The ancient practice of yoga originated in India, while at the present moment it is deeply rooted in millions of hearts all around the world. Yoga encompasses a diverse range of spiritual practices that everyone without exception can find something suitable. Practitioners observe that yoga helps to achieve lightness and flexibility for the body, and harmony and peace for the soul.
Throughout many years of teaching and practicing yoga I’ve collected a few interesting and the most unusual facts and details about this popular discipline.
1. Conscious breathing
The ancient yogis were convinced that the number of human breaths is limited – imagine that from the moment of birth you commence a countdown, and the slower you breathe, the longer you can live. That is probably why so much attention in yoga is paid to breathing practices. And indeed, breathing practices are proven to reduce stress, symptoms of anxiety, depression, and PTSD, therefore sets us up on a path to longevity.
Back in 1980 a study found that the ‘greatest indicator of life span’ was not your diet, and not even a workout, but lung capacity. We can logically assume conscious, slow, and expansive breathing can protect the lungs from long-term “wear and tear” and irritation, which can increase possible lung capacity which can lead to a longer lifespan.
2. Yoga improves sexual relationships
The thing with yoga is that it destroys emotional barriers, relieves pain and stiffness, and liberates the mind and body. By virtue of a regular yoga routine, practitioners embody their own imperfections and discover their own uniqueness. That leads to acceptance of your own body and so your partner’s. And of course flexibility is a bonus.
Practitioners observe that yoga helps to achieve lightness and flexibility for the body, and harmony and peace for the soul.
3. Yoga and mirrors
For novice yoga fans, it may seem strange that there are no mirrors in specialized studios. At first glance, it is much easier to achieve the correct performance of asanas (postures) by looking at your reflection.
However, a mirror is always a distraction, a reason to concentrate on the external aspect, while yoga’s goal is an internal awareness of everything that we do. It is believed that mirrors make it difficult to hear the teacher, as mirrors encouraging you to admire yourself. Without them, a person listens to feelings, explores the body and posture, and this is the deep meaning of the practice. Mirrors become an obstacle to establishing internal connections and unity. In other words, the gaze should not be directed outward, but inward.
4. Inverted postures can slow down the aging process
Any pose in which your heart is higher from the ground than your head is considered an inversion asana. Inverting your body boosts circulation and lymph flow. Going against gravity helps venous return (the deoxygenated blood going through your veins back to the heart).

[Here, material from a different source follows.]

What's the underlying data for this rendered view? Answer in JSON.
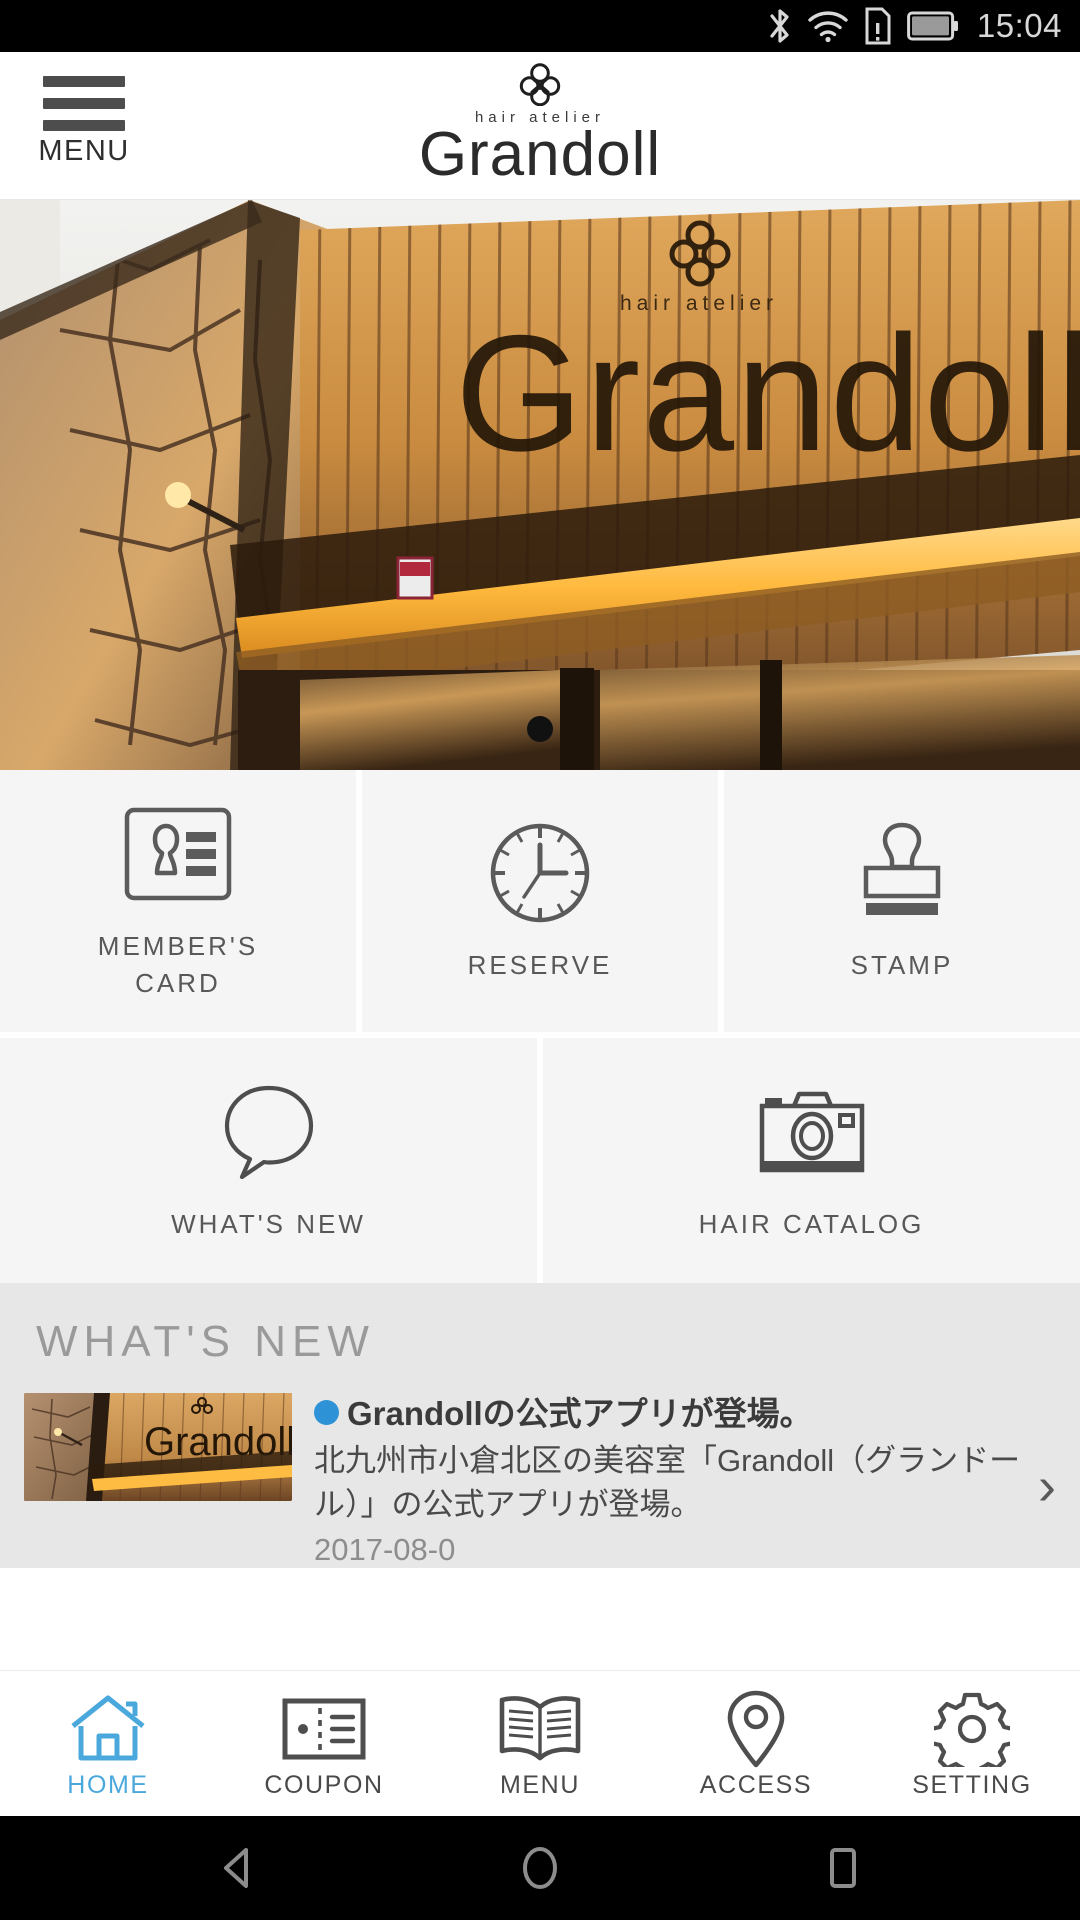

Unlike blood in your arteries that is pumped with the heart, venous return relies on muscular movement and gravity to move the blood. Inversions give it a helping hand, improving circulation. Lymphatic system picks up toxins, excess proteins and bacteria and carries them to the lymph nodes to be eliminated. Like with venous return, our bodies rely on gravity and muscular action to move the lymph so inversions can help us to detox and heal faster.
On the other hand, inversions oppose the force of gravity and help the internal organs return to their original position, decreasing pressure on the pelvic floor. Inversions counteract natural body decay but to train your body to master the upside-down position, I recommend starting slowly and starting young.
5. Clumsy yogi, and why these two words don’t get along
Doing exercises for coordination and balance will be quite useful in your daily life. Asana and breathwork practice is there to tune your fine motor skills and perception of space. Balancing in the poses is a great way to improve body awareness and coordination. By working on your balance, you can learn to recenter yourself during precarious situations and prevent falls. In general, you will become more connected and graceful, even your posture and walk will change.
6. Breathing through your nose is already a breathwork on its own
Multiple statistical surveys show that nearly half of the all respondents are chronic mouth-breathers. An interesting experiment was done by an author of “Breath: The New Science of a Lost Art” James Nestor – he spent ten days with silicone plugs stuck in his nose forcing him to breathe through his mouth. He was trying to discover what “proper breathing” is and how it impacts our current health state. This resulted in his snoring increasing 13-fold while obstructed, he developed sleep apnea (two dozen events per night), and his blood pressure skyrocketed to stage 2 hypertension.
Breathing is living. Breathing through your nose is long healthy living and pranayama is a great tool to start with.
If you had fun reading this article and would like to know more, book a class with me and I’ll see you all on your mats!